■ **WORK INSTRUCTIONS**: For each entry below, output it exactly as it stands.

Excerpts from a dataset

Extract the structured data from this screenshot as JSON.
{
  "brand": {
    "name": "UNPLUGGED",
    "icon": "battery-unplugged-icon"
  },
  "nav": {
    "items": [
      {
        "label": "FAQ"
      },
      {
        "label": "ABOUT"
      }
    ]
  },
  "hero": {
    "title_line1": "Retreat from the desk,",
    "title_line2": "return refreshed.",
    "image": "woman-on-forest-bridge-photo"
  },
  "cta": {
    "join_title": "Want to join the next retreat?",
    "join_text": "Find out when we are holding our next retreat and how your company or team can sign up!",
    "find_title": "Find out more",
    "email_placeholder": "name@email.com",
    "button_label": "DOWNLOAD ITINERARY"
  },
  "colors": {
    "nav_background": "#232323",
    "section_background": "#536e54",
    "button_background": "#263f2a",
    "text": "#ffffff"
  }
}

■ **COMPLETED TASK**:
Extract the structured data from this screenshot as JSON.
{
  "brand": {
    "name": "UNPLUGGED",
    "icon": "battery-unplugged-icon"
  },
  "nav": {
    "items": [
      {
        "label": "FAQ"
      },
      {
        "label": "ABOUT"
      }
    ]
  },
  "hero": {
    "title_line1": "Retreat from the desk,",
    "title_line2": "return refreshed.",
    "image": "woman-on-forest-bridge-photo"
  },
  "cta": {
    "join_title": "Want to join the next retreat?",
    "join_text": "Find out when we are holding our next retreat and how your company or team can sign up!",
    "find_title": "Find out more",
    "email_placeholder": "name@email.com",
    "button_label": "DOWNLOAD ITINERARY"
  },
  "colors": {
    "nav_background": "#232323",
    "section_background": "#536e54",
    "button_background": "#263f2a",
    "text": "#ffffff"
  }
}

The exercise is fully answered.